- [Activity] In this material, which lines include the string "network"? Show them.

- [Given information]
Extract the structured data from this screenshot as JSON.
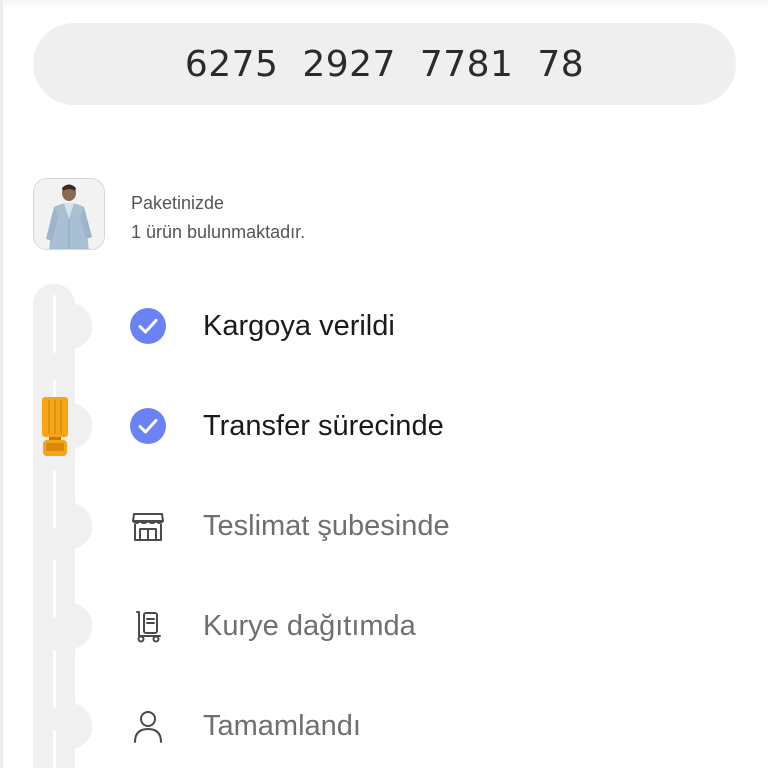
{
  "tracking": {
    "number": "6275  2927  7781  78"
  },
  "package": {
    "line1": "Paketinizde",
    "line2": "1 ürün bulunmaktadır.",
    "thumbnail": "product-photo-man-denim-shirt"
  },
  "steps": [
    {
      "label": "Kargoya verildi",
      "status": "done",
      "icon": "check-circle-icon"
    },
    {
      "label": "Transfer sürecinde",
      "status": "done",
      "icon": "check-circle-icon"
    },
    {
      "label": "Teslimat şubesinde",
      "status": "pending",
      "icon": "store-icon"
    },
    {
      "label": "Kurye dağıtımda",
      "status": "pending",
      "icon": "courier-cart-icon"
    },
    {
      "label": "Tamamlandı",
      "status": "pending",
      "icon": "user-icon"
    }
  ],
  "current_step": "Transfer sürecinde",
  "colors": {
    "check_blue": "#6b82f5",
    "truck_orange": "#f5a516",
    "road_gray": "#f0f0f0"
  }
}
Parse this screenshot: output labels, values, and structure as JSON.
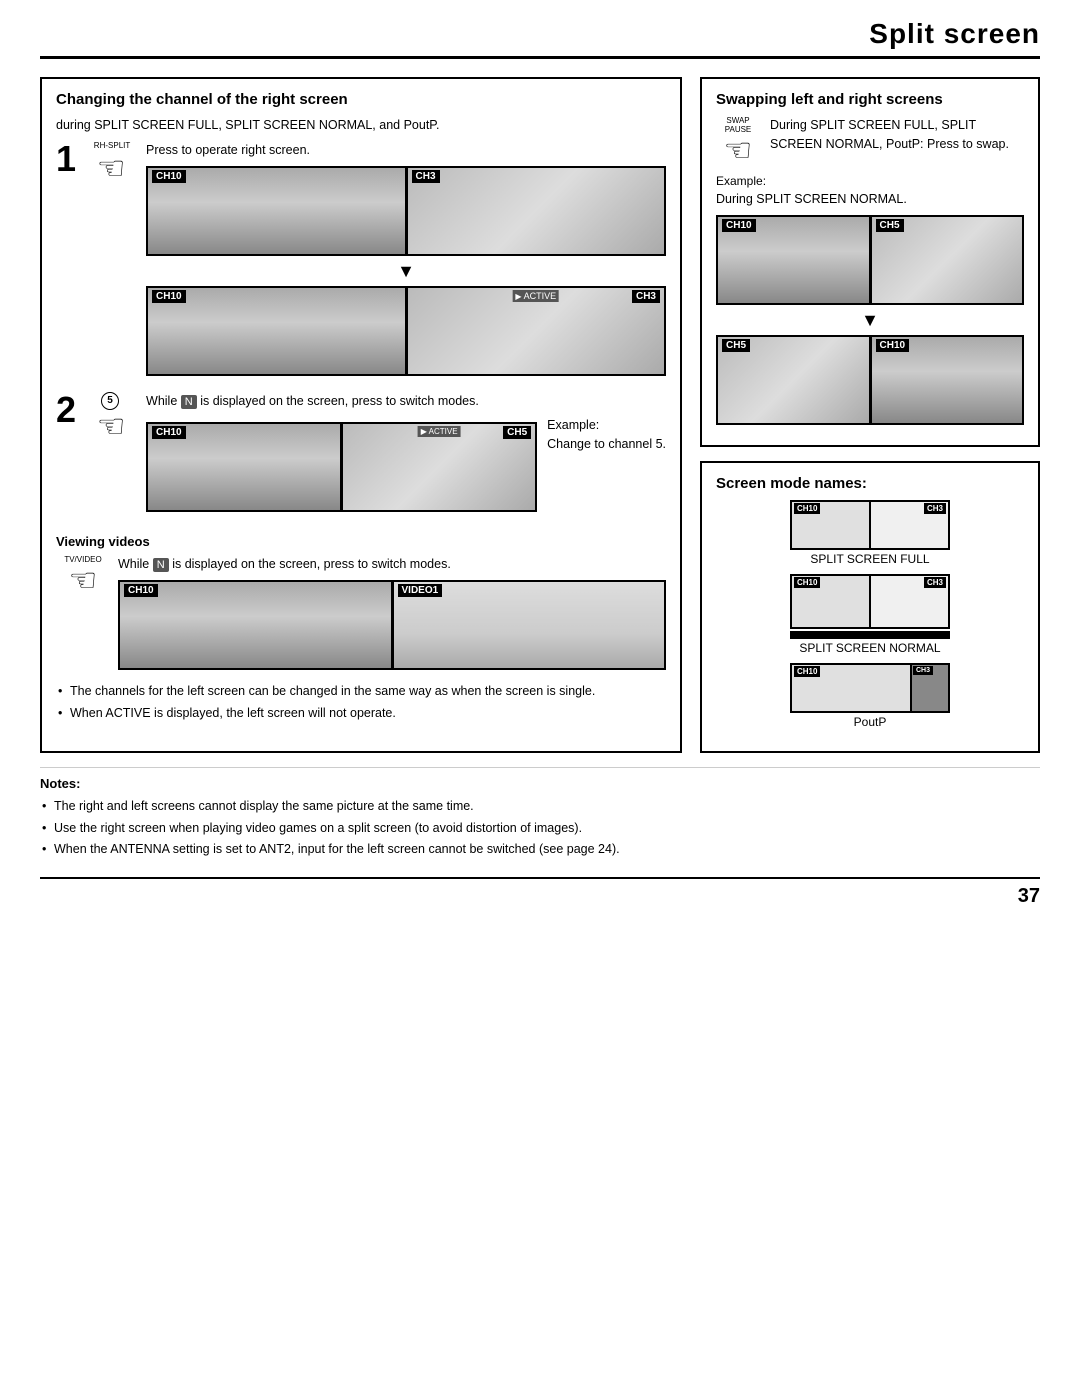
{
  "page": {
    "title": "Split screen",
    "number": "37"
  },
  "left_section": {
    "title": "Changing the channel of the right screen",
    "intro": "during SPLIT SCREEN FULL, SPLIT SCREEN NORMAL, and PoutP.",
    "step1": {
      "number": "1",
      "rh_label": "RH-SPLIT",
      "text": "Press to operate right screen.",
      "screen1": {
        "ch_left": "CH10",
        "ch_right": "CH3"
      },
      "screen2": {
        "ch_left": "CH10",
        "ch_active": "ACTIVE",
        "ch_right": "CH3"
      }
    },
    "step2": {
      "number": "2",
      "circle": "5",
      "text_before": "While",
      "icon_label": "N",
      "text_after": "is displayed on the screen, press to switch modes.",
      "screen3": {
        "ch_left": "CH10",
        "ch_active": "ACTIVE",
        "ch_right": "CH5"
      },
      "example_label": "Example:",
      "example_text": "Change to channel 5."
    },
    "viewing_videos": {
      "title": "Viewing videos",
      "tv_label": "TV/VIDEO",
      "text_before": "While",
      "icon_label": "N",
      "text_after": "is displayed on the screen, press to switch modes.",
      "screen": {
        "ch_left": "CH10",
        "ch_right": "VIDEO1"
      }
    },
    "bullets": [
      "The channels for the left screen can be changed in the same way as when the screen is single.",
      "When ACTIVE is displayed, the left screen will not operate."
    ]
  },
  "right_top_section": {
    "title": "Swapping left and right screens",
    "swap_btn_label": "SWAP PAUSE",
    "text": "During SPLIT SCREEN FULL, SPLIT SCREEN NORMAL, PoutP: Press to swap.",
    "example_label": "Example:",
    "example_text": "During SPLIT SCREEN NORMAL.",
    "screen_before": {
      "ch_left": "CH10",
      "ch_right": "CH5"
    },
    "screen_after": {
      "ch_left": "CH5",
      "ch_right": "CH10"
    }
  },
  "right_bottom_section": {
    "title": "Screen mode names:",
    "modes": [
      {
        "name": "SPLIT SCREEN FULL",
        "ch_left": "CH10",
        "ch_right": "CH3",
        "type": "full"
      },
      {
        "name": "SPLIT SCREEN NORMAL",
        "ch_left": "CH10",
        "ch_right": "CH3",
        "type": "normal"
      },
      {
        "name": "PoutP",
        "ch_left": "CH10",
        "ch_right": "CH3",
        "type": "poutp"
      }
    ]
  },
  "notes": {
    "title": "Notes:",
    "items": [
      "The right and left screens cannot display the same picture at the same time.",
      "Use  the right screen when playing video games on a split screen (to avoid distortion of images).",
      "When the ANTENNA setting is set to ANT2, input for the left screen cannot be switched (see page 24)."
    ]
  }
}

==

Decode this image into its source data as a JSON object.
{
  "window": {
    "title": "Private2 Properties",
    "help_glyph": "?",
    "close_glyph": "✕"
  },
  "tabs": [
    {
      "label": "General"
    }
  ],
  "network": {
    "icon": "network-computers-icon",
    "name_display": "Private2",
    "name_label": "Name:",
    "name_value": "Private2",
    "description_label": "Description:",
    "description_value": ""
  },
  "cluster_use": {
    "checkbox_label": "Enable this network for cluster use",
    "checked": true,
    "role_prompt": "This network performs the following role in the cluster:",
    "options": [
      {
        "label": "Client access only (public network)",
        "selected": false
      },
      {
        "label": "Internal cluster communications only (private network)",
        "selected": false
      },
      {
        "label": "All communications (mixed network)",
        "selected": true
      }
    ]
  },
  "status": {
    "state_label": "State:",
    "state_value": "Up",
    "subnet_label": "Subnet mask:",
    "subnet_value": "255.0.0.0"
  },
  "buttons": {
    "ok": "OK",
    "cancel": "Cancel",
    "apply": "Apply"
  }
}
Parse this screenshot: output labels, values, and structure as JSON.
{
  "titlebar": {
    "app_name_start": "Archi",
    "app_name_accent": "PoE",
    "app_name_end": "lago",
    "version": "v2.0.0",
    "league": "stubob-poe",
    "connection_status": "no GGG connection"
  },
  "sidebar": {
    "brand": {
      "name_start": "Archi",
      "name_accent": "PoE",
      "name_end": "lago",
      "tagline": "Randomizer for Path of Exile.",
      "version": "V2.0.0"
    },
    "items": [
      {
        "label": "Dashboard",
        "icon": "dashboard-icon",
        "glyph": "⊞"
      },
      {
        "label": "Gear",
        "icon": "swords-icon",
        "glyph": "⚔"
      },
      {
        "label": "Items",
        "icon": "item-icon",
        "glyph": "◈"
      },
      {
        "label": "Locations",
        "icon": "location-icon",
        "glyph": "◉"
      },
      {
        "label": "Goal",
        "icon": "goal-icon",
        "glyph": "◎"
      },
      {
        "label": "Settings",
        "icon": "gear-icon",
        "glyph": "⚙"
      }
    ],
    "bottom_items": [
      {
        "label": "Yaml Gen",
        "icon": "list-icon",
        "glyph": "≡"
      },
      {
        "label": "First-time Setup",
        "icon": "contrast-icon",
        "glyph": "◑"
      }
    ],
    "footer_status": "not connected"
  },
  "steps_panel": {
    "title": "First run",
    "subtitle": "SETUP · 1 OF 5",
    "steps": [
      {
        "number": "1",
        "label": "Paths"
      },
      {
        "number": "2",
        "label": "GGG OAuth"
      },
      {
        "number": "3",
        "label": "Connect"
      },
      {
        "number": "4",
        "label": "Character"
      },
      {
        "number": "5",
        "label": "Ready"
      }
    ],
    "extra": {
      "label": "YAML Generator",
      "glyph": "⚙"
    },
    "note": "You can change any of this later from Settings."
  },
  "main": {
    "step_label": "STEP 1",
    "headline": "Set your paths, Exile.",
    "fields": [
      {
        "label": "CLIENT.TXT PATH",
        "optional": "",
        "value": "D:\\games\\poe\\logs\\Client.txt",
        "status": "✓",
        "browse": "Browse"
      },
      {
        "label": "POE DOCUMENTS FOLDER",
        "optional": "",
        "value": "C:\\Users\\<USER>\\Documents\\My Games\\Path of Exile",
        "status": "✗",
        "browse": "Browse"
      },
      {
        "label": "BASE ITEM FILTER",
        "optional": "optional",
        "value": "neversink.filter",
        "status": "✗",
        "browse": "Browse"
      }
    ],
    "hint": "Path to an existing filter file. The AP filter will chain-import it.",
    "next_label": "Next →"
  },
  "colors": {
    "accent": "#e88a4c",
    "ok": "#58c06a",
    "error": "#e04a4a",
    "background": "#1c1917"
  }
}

- [Output for this exercise]
  "network": {
    "icon": "network-computers-icon",
    "checkbox_label": "Enable this network for cluster use",
    "role_prompt": "This network performs the following role in the cluster:",
        "label": "Client access only (public network)",
        "label": "Internal cluster communications only (private network)",
        "label": "All communications (mixed network)",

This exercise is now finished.